Mayor Laurel Prussing has proposed the increase as a way to shore up part of a $1 million budget gap. The increase would move the city's portion of the sales tax to 1.5 percent and the overall tax to 9 percent — that's the same as Champaign after it passed an identical increase this summer, among the highest in central Illinois and one-quarter percentage point below Chicago's sales tax.
Alderman Michael P. Madigan, R-Ward 6, made the move to defer the vote. Per city council rules, it only takes a motion and a second to that motion to avoid a vote at least until the next meeting — a one-time move he would not be able to use again next week.
Prussing said she thinks she has at least five votes in support of the sales tax increase when that time comes.
The city council is working under a deadline — city officials need to inform the Illinois Department of Revenue by Oct. 1 if they want a change in the sales tax to be effective Jan. 1.
Madigan said he is "in no way" considering that layoffs would be the answer to the city's budget questions, but he does want more time to scour the budget line by line to see if there might be alternatives to the sales tax increase.
Alderwoman Carol Ammons, D-Ward 3, seconded his motion. She said she wanted more time, too.
"The impact on the poor is evident, and the district that I represent has a high number of people who are struggling currently with the tax issue," Ammons said.
Prussing expects the sales tax increase would bring in an extra $686,000 annually, new revenue she says it needs to cover losses from a Carle Foundation Hospital property tax exemption and rising costs of employee health insurance — which Prussing also blames on Carle.
Alderwoman Diane Marlin, D-Ward 7, said she dislikes tax increases but thinks it was necessary this time to maintain a baseline of city services. Still, she added, city officials have a lot of budget work remaining.
"This is not going to solve our problems," Marlin said. "There are a lot of unknowns out there."
Because the increase will be effective halfway through the fiscal year, city officials expect to collect only $343,000 in this budget cycle. That leaves a remaining budget gap of about $640,000, for which Prussing proposed spending cuts on Tuesday night.
She said $178,500 has already been cut by consolidating positions in the public works department and by closing the police front desk for six hours between 11 p.m. and 5 a.m.
She said she also thinks the city can find money by reducing its employee health care plans — which she said is the "Cadillac" plan and among the best of any employer in Champaign County.
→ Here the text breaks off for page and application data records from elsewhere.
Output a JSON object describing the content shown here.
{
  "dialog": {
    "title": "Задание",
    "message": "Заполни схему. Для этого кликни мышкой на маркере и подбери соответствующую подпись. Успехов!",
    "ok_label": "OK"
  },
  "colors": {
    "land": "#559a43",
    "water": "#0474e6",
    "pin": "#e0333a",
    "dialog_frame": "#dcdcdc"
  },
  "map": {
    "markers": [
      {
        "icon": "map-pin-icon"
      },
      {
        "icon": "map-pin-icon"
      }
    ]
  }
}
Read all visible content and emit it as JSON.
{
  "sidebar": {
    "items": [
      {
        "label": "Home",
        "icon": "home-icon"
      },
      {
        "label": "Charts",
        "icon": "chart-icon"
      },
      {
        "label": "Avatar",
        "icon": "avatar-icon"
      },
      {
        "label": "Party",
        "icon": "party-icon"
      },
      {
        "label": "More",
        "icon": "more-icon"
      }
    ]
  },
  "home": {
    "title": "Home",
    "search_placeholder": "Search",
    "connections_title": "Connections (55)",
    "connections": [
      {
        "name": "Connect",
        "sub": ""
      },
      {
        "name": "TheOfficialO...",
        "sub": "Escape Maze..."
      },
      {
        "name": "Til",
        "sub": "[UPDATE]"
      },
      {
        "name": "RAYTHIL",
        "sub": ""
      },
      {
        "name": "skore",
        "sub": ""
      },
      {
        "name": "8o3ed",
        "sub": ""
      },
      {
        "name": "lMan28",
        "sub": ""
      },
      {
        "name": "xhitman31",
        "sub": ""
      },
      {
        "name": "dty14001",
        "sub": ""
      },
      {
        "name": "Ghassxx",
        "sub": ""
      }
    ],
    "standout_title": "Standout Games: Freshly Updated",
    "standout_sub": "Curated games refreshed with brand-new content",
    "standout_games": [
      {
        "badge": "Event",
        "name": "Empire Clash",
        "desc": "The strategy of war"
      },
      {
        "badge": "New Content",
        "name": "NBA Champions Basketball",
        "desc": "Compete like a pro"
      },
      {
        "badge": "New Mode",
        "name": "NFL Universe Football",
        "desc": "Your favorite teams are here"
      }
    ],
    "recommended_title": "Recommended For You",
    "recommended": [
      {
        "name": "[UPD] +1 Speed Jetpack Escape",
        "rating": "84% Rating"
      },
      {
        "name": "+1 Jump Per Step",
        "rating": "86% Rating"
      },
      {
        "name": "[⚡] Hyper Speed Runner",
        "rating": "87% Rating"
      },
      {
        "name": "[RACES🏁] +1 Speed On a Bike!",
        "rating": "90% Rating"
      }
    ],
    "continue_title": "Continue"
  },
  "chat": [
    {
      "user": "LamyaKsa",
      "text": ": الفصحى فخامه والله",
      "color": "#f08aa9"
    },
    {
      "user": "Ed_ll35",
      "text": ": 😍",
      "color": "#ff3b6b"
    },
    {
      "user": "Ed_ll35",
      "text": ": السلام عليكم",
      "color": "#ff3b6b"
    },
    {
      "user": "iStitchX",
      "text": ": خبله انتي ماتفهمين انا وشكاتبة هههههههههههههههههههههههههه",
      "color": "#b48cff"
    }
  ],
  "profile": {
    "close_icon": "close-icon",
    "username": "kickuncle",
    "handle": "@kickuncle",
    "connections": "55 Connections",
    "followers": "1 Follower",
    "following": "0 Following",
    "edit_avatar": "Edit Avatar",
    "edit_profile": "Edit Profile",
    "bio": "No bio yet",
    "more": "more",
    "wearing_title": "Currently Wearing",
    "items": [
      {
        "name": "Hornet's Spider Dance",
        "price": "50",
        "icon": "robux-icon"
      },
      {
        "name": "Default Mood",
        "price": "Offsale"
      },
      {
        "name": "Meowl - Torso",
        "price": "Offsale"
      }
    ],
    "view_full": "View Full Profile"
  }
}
Prussing thinks some employees might prefer to switch to plans available under the Affordable Care Act, which could save money both for employees and the city.
Speaking in support of the sales tax increase, Jason Scott, a city public works employee and president of the city AFSCME union, asked the mayor to budget for the same level of public works and police department front desk services that were provided last year.
"We don't want to see the city reach a breaking point with the staffing numbers and the services we are able to provide," Scott said.
Nobody from the local business community spoke to address the sales tax increase, but University of Illinois graduate student Dan Elg said before the vote that the city should look for a "bigger picture solution."
"It's time to finally start balancing the scales," Elg said. "Let's take this opportunity to make Urbana more business friendly than Champaign in one way."